Next, we continued our drive back into downtown Vancouver. We thought we were making pretty good time as we were near the city limits of North Vancouver just before 4pm, but then we hit some pretty mean traffic on the way to the Lion’s Gate Bridge at the north end of Stanley Park. And before we knew it, it wouldn’t be until about 4:35pm when we finally got to Prospect Point just to take a photo of what Stanley Park was like on its north end.
But given that the views were obstructed so only part of the bridge could be seen and that the smoke still obscured the otherwise lovely mountains backing North Vancouver, there really wasn’t much to keep us here longer at Prospect Point. So at 4:55pm, we were back in the car and took some time to adjust Tahia’s car seat as she shoulder strap was now on the highest level.
I guess any more growth on her part would mean we’d finally have to switch to a booster seat instead of her five-point harness, which had been keeping her safe since she was around 3 years old.
We then continued driving along the west coast of Stanley Park past the Third and Second Beaches before following the GPS right to this spot that Julie wanted to eat at called the Caveman Cafe. Instead of driving back to the Holiday Inn and taking the mass transit to get there, we just drove straight over to the Caveman Cafe where we eventually found underground parking that had two free hours at 5:30pm.
It turned out that the Caveman Cafe was near the gate for Chinatown on Pender Street. It was a pretty rough area as there were graffiti and lots of homeless people around. I guess there was a reason why the receptionist marked on our map to not go too far east of the downtown area.
The Caveman Cafe was an informal dining spot as part of the International Shopping Center or something like that. It was a humble cafe that specialized in paleo foods, which was perfect for Julie. We wound up getting a paleo-style pizza as well as a veggie-infused gluten free pizza, and it was enough to fill us up for dinner without breaking the bank.
When we were done eating, we then walked around looking for the Sun Yatzen Garden, but by the time we got there, the place had just closed. So we then did a quick walk back towards the Chinatown gate while trying to not to mind the homeless people and shizophrenics that were passing by as we were taking pictures.

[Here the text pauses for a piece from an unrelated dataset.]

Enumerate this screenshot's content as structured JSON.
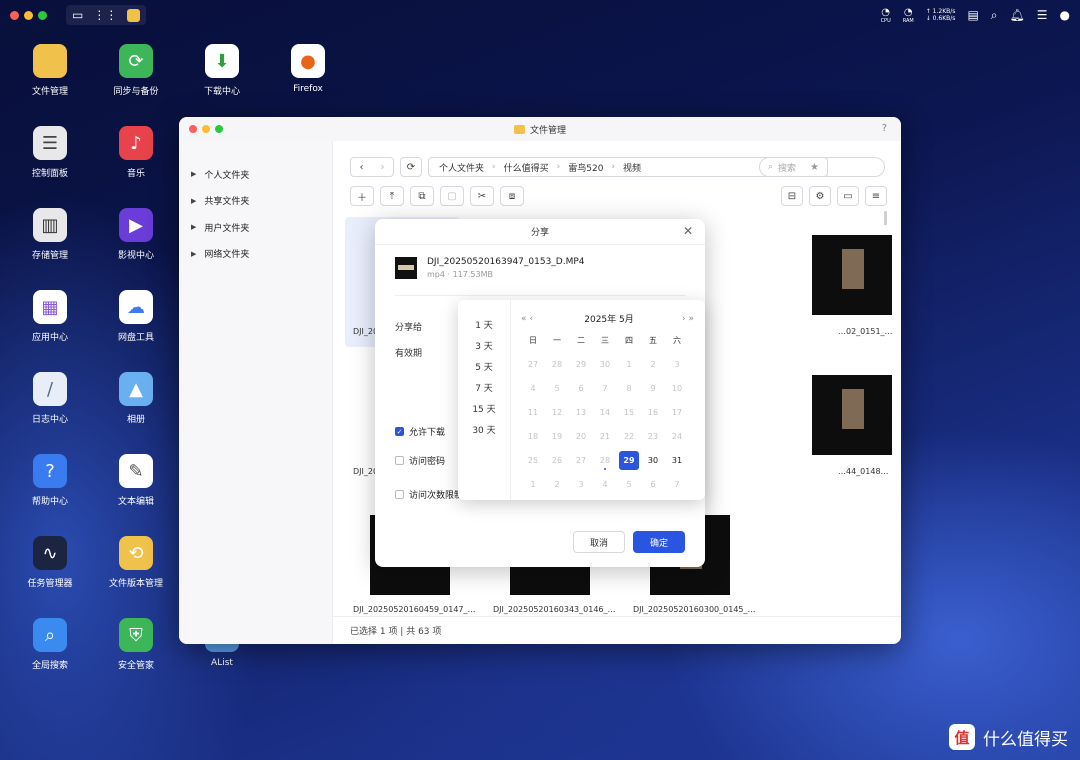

By 7:15pm, we were back at the car, where we then made the final bit of driving to the Holiday Inn. By the time we got there at 7:30pm and back to our room 15 minutes later, we were finally able to call it a day. During our time spent winding down and fighting the urge to nap, we took the time to wrap up the packing of what was left in preparation for our early start tomorrow.
At 8:30pm, we saw a very impressive sunset where the smoke made the sun look like a big red globe. It was too bad that there was a tall building in our line of sight. Otherwise, this would have been quite the regal sunset shot. So we had to improve by zooming in on the coastal harbor buildings and tankers sitting seemingly beneath the red globe sun.
Once that was done, we’d spent the remaining couple of hours that we were awake to clean up and finally go to bed. This was probably the first time all trip long that I was able to get at least six hours sleep or so as we had slept at around 10:30am with a 4:30am wake-up. I’m sure I could also try to catch some Zzs on the ferry since it was a 90-minute boat ride.
There was still some uncertainty regarding what we’ll be doing at Vancouver Island, especially since I wanted to see Della Falls, but that would involve a long 3- to 4-hour drive (each way) to Port Alberni or Tofino. Plus, it would require at least two paying customers, and it wasn’t cheap ($250 per person on a sea plane or $450 per person on a helicopter). And on top of all that, there was smoke from the bushfires in BC that would impact visibility.
So we’ll just play it by ear and see what happens tomorrow…